This is not to be confused with asado in the Philippines, which is a dish cooked in a sweet, tomato-based stew usually accompanied by potatoes, carrots, and other vegetables. True to the “East-meets-West” nature of Philippine cuisine and culture in general, asado is also used as a filling in siopao (Chinese: 燒包; Pe̍h-ōe-jī: sio-pau), the local variant of bāozi (包子). There is also a version of asado that is of Filipino-Chinese origin: the term is used for dried, red-coloured sweetmeats that are otherwise known as char siu.
In Brazil, asado is called churrasco, although the cooking is usually faster.
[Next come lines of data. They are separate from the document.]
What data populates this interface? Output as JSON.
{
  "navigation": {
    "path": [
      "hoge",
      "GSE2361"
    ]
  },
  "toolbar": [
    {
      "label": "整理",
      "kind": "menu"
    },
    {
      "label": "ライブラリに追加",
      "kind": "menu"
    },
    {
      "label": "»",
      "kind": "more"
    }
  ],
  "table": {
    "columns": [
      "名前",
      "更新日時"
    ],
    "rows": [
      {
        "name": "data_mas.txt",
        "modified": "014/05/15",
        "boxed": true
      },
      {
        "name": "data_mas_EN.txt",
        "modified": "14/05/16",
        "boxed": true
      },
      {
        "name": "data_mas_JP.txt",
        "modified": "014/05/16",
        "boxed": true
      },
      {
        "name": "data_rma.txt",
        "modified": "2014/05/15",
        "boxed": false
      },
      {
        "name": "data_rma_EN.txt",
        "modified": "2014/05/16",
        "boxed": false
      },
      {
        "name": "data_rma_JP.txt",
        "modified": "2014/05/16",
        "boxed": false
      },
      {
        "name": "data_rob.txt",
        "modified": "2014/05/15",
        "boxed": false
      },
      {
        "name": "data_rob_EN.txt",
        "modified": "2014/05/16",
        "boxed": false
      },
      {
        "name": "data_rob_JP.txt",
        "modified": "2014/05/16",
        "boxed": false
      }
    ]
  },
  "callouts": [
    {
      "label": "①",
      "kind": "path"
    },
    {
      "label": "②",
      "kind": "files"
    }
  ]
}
Grilled and salted meat in Brazil is generally called “carne asada” and is often cut into small strips and served on a plate or cutting board in the middle of the table for all to partake. Various grilled meats, pork, sausages and occasionally chicken are also passed around from table to table on a spit and a slice is offered to each person. This is called “rodizio” because each person partakes in turn. Charcoal is predominantly used instead of embers of wood, and Brazilians tend to cook the meat on skewers or grills. In some places, the meat is seasoned with salt and a bit of sugar.
In Mexico, there exists a similar tradition known as parrilladas or carne asadas, which incorporates various marinated cuts of meat, including steaks, chicken, and sausages (chorizo, longaniza, and moronga being especially popular). These are all grilled over wood charcoal. Vegetables are also placed over the grill, especially spring onions (cebollitas), nopales, and corn (elote).
Again in Argentina, Paraguay, and Uruguay, some alternatives are the asado al disco and asado al horno de barro, especially in the countryside. The recipe doesn’t change, only the way of cooking. In the asado al disco the worn-out disc of a plough is used. Being metallic and concave, three or four metallic legs are welded and with hot coal or lumber below it is easily transformed into an effective grill. Food is put in a spiral, in such a way that the fat naturally slips to the centre, preserving the meat for being fried. Chilli peppers and onions are usually put next to the edge, so that they gradually release their juices on the meat. The asado al horno de barro differs from tradition, as an horno (adobe oven) is used. These primitive ovens are a common view in Argentine estancias, and their primary function is to bake bread, but they are well suited for roasting meat. Pork suckling and, less commonly, lamb are served, as they are more unlikely to get dry. Though not technically a grill, it is a traditional way of cooking that still requires the great skills of an asador and the gathering of family and friends, which are the essence of an asado. Moreover, the smoky flavour and tenderness of these dishes are very appreciated.